* **PROBLEM TO SOLVE**
In the entries below, find the lines with the word "kind" and copy them.

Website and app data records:

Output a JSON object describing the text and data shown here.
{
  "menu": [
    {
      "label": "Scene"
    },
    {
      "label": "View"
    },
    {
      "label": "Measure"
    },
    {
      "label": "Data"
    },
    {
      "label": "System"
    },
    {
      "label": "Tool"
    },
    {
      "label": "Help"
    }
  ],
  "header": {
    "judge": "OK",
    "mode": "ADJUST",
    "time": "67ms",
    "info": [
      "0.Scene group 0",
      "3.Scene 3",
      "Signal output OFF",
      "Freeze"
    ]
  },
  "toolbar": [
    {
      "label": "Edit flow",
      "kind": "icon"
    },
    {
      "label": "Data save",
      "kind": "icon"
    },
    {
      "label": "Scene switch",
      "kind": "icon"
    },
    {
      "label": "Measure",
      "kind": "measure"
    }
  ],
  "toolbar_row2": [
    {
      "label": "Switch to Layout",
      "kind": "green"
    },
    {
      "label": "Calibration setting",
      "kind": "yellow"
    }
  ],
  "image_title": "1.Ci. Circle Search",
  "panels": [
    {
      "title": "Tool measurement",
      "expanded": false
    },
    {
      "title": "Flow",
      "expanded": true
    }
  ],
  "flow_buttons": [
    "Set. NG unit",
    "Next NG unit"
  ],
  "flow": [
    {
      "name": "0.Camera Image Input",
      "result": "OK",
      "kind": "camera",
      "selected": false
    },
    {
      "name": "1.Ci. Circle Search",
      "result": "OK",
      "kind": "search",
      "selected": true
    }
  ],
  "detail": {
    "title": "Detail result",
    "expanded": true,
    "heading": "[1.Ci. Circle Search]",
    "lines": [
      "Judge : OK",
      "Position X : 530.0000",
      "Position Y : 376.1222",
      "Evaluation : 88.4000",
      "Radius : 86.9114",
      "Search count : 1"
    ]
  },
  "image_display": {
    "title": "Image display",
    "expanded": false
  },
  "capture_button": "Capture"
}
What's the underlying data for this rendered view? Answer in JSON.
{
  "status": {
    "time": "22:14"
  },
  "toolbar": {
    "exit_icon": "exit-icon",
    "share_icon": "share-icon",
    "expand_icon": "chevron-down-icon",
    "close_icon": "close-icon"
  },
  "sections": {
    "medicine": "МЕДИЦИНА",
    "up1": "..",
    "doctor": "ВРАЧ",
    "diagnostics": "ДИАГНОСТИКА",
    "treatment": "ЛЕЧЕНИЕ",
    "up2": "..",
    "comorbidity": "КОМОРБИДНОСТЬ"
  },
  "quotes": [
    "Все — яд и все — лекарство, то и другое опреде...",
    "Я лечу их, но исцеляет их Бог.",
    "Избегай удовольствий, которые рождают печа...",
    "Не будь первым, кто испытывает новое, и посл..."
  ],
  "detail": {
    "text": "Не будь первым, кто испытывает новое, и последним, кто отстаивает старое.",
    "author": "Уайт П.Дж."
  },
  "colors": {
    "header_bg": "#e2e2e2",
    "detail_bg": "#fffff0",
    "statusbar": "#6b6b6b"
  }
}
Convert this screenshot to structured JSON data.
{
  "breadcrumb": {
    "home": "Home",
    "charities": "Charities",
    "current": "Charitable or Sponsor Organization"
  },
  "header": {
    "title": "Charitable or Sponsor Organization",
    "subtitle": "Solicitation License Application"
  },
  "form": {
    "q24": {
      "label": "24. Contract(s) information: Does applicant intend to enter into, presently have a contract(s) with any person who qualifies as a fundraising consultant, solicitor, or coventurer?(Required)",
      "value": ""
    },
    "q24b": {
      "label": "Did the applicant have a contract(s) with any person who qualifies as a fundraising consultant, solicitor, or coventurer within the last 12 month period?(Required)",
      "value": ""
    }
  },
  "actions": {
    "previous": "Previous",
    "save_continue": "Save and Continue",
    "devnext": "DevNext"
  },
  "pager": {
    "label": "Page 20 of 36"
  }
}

* **RESPONSE TO THE EXERCISE**
      "kind": "icon"
      "kind": "icon"
      "kind": "icon"
      "kind": "measure"
      "kind": "green"
      "kind": "yellow"
      "kind": "camera",
      "kind": "search",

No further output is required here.